Or when Klansman and Mississippi Senator Theodore Bilbo said:
White people will be justified in going to any extreme to keep the nigger from from voting. You and I know what's the best way to keep the nigger from voting. You do it the night before the election. I don't have to tell you any more than that. Red-blooded men know what I mean.
In the 19th and early 20th century, it is not too much to say that a despotic, terrorist faction held considerable sway in our national government, and was the law in many state governments. This faction—the Democratic Party's "Solid South"—did not rule simply be withholding the franchise from blacks, but from whites also.
From Ira Katznelson's indispensable history of the New Deal, Fear Itself:
... in 1890, the planter-dominated Democratic Party ... convened a constitutional convention that established a literacy test and a four-dollar poll tax payable during the the course of the two years before the election. These measures not only eliminated black voting but radically reduced the white electorate as well ...
Across the country as a whole, nearly 60 percent of eligible persons voted in the 1940 presidential election. In the South, no state reached a 50 percent level. In Alabama, Georgia, Mississippi and South Carolina turnout rates were were at or below 20 percent.
Midterm congressional elections attracted even fewer voters. In 1938, Mississippi had a population of 2,138, 796, of whom 49 percent were African-American, yet all seven of its Democrats in the house ... ran unopposed that year .... In all voters in Mississippi cast 35,439 votes .... In California, by contrast, no member of the House from any of its twenty districts, each contested, received fewer than 52,516 votes.
And what happened when African-Americans rose up in the early 20th century and attempted to overthrow a regime which reigned through undemocratic state-endorsed, state-sponsored, terrorism? Why, there was a filibuster, of course:
The Senate today ended the thirty-day Southern filibuster against the Wagner-Van Nuys Anti-Lynching Bill by voting, 58 to 22, to lay it aside to take up the $250,000,000 emergency relief resolutions, on which a final vote is pending.
The filibuster had blocked the Senate throughout the present session on all business except adoption of the Farm and Housing Bill reports.
The vote came after nearly two hours of vigorous debate, in which Senator Wagner warned that the fight was not over. It was a ``strange'' situation, he said, in which, with seventy or more Senators assertedly in favor of the legislation, the necessary two-thirds vote could not be obtained to invoke closure.
There's nothing "centrist" about this, unless you by "centrist" you mean a skepticism of people voting, paired with an ignorance of history. It's true that we should be suspicious of other mythologies—such as the idea that "the people" are always the font of all things good. As Lemieux points out, democracy can't devolve into straight majority rule.
But even that skepticism deserves some context. During Reconstruction, Northern reformers opposed giving women the vote because, they argued, Southern women would simply put in power the same old unreconstructed Confederates. But that happened anyway—John B. Gordon, Alexander Stephens, Wade Hampton, Tillman, and a wave of avowed white supremacists dominated Southern politics for a century. Keeping women disenfranchised saved no one. We chose dishonor over war, to paraphrase Churchill, and got both.
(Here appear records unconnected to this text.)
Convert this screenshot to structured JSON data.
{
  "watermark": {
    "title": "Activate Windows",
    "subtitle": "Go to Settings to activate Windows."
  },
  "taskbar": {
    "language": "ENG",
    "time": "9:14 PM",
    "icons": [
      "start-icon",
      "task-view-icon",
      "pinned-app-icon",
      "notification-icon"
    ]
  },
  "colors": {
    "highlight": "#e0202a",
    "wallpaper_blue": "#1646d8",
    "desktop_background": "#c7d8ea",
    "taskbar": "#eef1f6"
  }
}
One wonders what a democratic South—with all women and all men enfranchised—would have looked like. We didn't get to see that until the late 1960s when America finally became a democracy in more that just name. And even now people are working to roll back democracy, to reserve voting rights for those who hold guns, and withhold them from those who hold books. The filibuster will not save us from this.